Shall we say here and now that the next twenty years will not be like the last twenty years. I find it necessary to recognize and acknowledge this reality daily in order to even begin to think about how to react. Fortunately I am not alone.
Last week members of CT’s nascent municipal Energy Task Forces, citizens who understand that we must “think and act anew”, gathered at the West Hartford Town Hall to share their experiences. I went to learn what I suspected. They are earnestly feeling their way. And they have allies.
Right now a few things are in place to help folks like this begin to make a difference. First among them is the CT Clean Energy Fund‘s program to provide renewable energy to communities that meet fairly modest clean energy subscription rates for their populations. By agreeing to purchase your energy from a clean energy provider you and your neighbors help your community qualify for solar electric systems for their municipal buildings.
Please consider taking this simple, and really minimal, action toward a clean energy future. If you are inclined, find out if your community has established an Energy Task Force and learn what they are doing. Even better, become involved in their programs.
I learned that West Hartford is leading the way.
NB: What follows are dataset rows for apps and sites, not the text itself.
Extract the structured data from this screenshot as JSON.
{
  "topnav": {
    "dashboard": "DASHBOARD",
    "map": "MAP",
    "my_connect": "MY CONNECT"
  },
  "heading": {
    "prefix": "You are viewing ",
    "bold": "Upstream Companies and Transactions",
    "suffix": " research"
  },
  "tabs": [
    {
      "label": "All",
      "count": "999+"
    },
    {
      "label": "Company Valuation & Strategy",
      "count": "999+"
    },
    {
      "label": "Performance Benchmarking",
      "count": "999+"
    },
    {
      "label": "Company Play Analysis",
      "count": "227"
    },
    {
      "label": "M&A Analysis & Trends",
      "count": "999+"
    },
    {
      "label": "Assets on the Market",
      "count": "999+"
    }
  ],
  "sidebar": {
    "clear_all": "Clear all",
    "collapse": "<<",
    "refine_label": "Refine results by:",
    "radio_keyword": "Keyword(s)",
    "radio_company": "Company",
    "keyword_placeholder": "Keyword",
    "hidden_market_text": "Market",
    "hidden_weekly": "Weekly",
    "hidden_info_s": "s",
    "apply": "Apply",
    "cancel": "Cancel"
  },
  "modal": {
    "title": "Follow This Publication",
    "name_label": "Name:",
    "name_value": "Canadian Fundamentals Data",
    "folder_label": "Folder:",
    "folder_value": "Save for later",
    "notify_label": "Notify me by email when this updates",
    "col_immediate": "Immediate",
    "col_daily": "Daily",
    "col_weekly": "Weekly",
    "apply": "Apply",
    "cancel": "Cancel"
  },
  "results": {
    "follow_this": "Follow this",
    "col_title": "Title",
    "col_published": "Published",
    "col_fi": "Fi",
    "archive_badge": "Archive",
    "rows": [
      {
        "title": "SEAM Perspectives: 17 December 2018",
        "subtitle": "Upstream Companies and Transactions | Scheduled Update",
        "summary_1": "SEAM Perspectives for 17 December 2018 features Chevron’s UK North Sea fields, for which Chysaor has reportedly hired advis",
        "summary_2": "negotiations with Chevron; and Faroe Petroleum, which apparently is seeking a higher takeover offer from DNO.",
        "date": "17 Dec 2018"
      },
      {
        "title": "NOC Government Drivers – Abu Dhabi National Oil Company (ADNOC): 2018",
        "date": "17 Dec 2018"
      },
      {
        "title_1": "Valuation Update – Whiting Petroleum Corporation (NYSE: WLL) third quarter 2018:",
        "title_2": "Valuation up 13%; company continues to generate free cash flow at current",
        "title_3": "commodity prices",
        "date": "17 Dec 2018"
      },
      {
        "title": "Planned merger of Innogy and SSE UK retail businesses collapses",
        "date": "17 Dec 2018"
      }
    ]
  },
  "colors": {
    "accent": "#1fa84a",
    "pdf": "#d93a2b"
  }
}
One inspiring example from their efforts is a school-wide challenge (schools are typically the greatest energy consumers in a town). Last November each school competed to see who could most dramatically lower their usage. These efforts were led by the kids (with their energy equivalent of the old “safety patrols”). As a result of this awareness they managed to save over $150,000 in electrical costs across the school system last year. And they took these lessons home to their families asking, “Why is that coffee machine plugged in even when we aren’t using it?”
At the end of the week I dropped in on a Congressman Chris Murphy’s climate change symposium at the Hillstead Museum in Farmington. Former EPA Commissioner Carol Browner, President Obama’s new Assistant on Energy and Climate Change and the first person to hold such a position at the president’s right hand joined him, an audience of advocates, and four CT business people engaged in the “new” clean energy economy in CT to describe the potential of this historic moment. What a relief to see and hear people with their sleeves rolled up, eager and excited to engage the challenges we face.
As Lincoln described nearly 150 years ago, we find ourselves in an “occasion piled high with difficulty”. He so rightly recognizes that, “as our case is new, we must think and act anew.” But perhaps more profoundly, he recognizes the need to “disenthrall ourselves”.
As I consider how to react to the emergent new realities about our economy, our environment, and our energy future, it seems considerably important to heed Lincoln’s admonition. Because the next twenty years will be nothing like the last twenty years we must not imagine that we can recreate what came before. As Lincoln said:
“Then we shall save our country.”